===== Provided data =====

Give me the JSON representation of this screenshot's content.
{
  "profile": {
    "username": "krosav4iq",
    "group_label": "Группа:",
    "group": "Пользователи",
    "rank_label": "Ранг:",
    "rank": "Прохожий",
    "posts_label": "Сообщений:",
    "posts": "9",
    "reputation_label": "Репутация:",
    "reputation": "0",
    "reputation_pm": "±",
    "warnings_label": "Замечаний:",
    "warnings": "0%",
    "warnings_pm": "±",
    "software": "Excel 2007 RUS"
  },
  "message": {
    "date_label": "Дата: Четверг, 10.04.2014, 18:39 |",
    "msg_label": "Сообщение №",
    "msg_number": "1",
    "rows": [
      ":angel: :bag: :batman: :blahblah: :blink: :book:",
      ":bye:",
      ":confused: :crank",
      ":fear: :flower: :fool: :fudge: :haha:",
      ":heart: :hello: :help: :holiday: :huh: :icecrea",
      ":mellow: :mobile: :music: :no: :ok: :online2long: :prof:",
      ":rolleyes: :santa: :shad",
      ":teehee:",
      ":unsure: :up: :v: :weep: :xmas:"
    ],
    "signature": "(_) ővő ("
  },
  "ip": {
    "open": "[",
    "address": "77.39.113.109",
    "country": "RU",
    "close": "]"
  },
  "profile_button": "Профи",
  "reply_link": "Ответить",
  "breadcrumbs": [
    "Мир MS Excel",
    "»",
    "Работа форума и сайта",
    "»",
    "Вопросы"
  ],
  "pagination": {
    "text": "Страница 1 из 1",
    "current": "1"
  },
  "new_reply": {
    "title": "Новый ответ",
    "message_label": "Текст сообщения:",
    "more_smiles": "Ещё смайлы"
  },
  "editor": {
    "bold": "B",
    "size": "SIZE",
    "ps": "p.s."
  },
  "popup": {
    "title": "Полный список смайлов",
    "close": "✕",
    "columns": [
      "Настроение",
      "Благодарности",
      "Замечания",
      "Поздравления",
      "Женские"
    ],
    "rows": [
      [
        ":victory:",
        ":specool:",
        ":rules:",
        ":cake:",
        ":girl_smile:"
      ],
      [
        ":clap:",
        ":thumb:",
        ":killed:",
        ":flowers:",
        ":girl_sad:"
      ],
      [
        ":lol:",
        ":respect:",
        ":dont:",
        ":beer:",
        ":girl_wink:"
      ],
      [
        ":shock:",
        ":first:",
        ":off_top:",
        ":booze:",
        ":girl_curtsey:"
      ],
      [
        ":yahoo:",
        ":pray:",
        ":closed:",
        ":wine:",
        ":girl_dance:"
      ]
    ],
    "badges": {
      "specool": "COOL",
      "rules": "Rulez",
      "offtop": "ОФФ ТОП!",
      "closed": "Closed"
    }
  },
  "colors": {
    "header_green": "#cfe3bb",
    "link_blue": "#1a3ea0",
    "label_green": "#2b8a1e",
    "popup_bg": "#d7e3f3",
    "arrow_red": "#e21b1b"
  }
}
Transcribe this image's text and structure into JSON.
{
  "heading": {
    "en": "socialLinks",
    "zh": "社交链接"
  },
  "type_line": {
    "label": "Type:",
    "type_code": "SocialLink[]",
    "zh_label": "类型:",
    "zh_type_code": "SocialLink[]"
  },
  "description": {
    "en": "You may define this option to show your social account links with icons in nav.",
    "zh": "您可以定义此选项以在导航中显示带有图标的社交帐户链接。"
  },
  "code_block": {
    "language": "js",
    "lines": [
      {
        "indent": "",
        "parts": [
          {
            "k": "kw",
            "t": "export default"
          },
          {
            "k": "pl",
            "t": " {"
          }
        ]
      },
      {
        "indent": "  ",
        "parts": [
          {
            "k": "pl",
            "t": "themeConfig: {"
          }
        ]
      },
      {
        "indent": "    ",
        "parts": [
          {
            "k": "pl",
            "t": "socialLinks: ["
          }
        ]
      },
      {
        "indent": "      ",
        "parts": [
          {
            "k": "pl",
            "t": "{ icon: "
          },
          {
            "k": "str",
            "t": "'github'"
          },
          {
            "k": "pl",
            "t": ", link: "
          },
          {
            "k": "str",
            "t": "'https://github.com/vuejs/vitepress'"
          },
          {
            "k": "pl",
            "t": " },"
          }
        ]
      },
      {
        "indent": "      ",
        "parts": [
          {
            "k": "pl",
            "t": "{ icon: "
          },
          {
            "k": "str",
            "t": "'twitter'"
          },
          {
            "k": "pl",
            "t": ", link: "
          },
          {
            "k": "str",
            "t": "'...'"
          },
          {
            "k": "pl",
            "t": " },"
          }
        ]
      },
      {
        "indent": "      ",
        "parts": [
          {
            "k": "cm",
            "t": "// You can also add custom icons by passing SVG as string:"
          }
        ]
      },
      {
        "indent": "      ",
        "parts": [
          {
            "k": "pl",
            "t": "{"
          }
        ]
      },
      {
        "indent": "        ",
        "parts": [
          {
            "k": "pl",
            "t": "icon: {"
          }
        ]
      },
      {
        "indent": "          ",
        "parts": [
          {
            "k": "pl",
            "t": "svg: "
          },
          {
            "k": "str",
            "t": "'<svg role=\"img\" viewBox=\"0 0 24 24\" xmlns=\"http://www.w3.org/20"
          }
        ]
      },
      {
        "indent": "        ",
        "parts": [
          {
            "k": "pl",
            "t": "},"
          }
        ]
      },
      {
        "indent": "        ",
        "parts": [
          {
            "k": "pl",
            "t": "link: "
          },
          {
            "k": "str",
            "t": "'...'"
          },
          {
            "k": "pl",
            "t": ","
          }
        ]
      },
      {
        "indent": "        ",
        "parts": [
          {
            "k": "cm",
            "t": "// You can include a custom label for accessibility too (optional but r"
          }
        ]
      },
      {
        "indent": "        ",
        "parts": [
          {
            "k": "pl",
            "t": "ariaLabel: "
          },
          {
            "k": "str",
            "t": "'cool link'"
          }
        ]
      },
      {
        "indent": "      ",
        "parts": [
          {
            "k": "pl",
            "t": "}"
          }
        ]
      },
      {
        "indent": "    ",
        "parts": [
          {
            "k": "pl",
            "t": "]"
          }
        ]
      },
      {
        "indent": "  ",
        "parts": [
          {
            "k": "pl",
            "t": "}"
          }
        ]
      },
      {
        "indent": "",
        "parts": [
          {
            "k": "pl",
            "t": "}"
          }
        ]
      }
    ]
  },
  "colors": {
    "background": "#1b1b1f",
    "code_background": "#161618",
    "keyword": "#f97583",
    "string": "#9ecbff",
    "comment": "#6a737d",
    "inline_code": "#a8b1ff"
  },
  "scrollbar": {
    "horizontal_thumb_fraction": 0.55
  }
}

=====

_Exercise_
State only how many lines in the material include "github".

_Answer box_
2